On the City of Sydney’s website for Pitt Street busking, a vast region chock-full of potential busking sites, there are only 3 pitches allocated for legal busking. “Buskers may perform for a maximum of 1 hour per pitch on one day. This includes setup and pack down time… and each pitch can be occupied by one performance/act at a time.” If buskers on Pitt Street put on a show that grows into a vibrant festivity, it must cease because of a one-hour time limit dictated by The Man.

It is understandable that the Government wants busking plots to be shared, but tight regulations make it “hell competitive in the city, it’s almost not worth bothering,” says Ziggy.

<iframe width=”770″ height=”433″ src=”https://www.youtube.com/embed/m_tNnKTgErE” frameborder=”0″ allowfullscreen></iframe>

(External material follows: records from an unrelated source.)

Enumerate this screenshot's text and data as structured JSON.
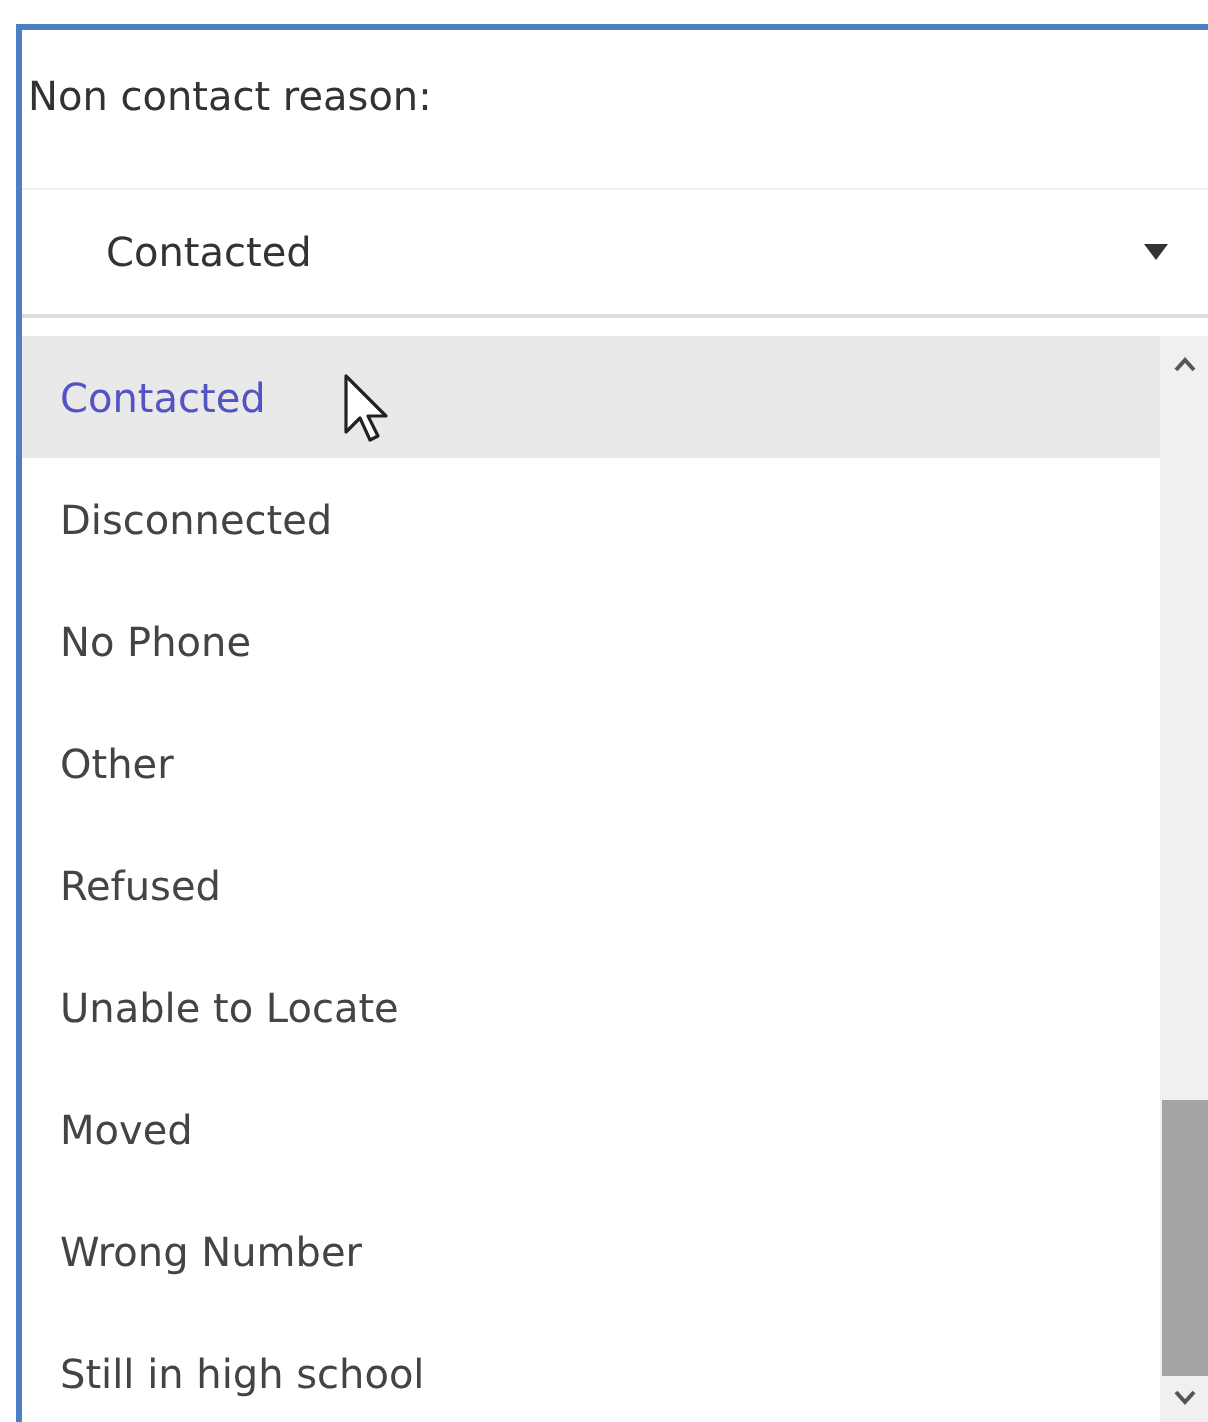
{
  "label": "Non contact reason:",
  "select": {
    "value": "Contacted"
  },
  "options": [
    {
      "label": "Contacted",
      "selected": true
    },
    {
      "label": "Disconnected",
      "selected": false
    },
    {
      "label": "No Phone",
      "selected": false
    },
    {
      "label": "Other",
      "selected": false
    },
    {
      "label": "Refused",
      "selected": false
    },
    {
      "label": "Unable to Locate",
      "selected": false
    },
    {
      "label": "Moved",
      "selected": false
    },
    {
      "label": "Wrong Number",
      "selected": false
    },
    {
      "label": "Still in high school",
      "selected": false
    }
  ]
}
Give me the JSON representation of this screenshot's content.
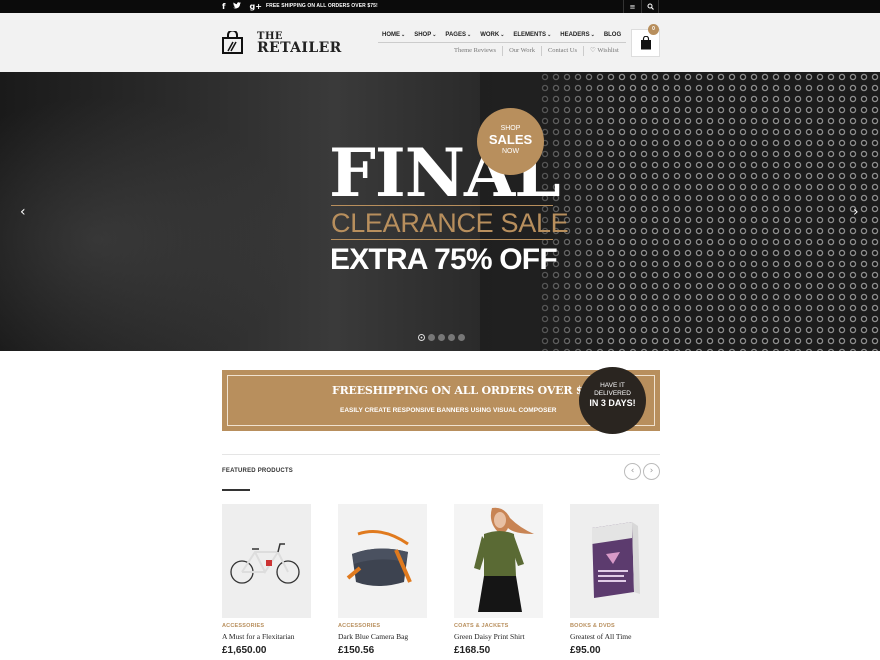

In reality, it makes sense that laws are in place to prevent buskers from blocking entrances to businesses or private property, whilst standards need to be set to ensure public safety. Busking is a legitimate source of income, and numerous musicians performing in close proximity to one another creates convoluted noise pollution, meaning talented individuals will not profit. But how many rules can we throw at buskers before they pour out of the city or give up on performing altogether?

Music is one of humanity’s truly beautiful creations; a gift we can spread to each other with greater ease than most mediums. A suited up businessman strolling to work might stop in front of a busker for five minutes and feel stimulated. A crowd uniting to hear the songs of a stranger could vivify their day. Sydney should be soaked in buskers – playing music on the streets should be easy and free.

Instead, Sydneysiders are serenaded by sirens, honking road-ragers, clattering business shoes and dut-dut-dut-duts at pedestrian crossings. Over-regulation makes busking difficult and Sydney’s streets are becoming cultural wastelands.

Noise complainers need to chill if they are unable to hear a pin drop in their surrounds. Police need not interfere when buskers are connecting with audiences – let them rip! And the government should moderate compulsive rule making so that busking is encouraged, and street cultures can persist in the open. Sydney should be a musical megalopolis.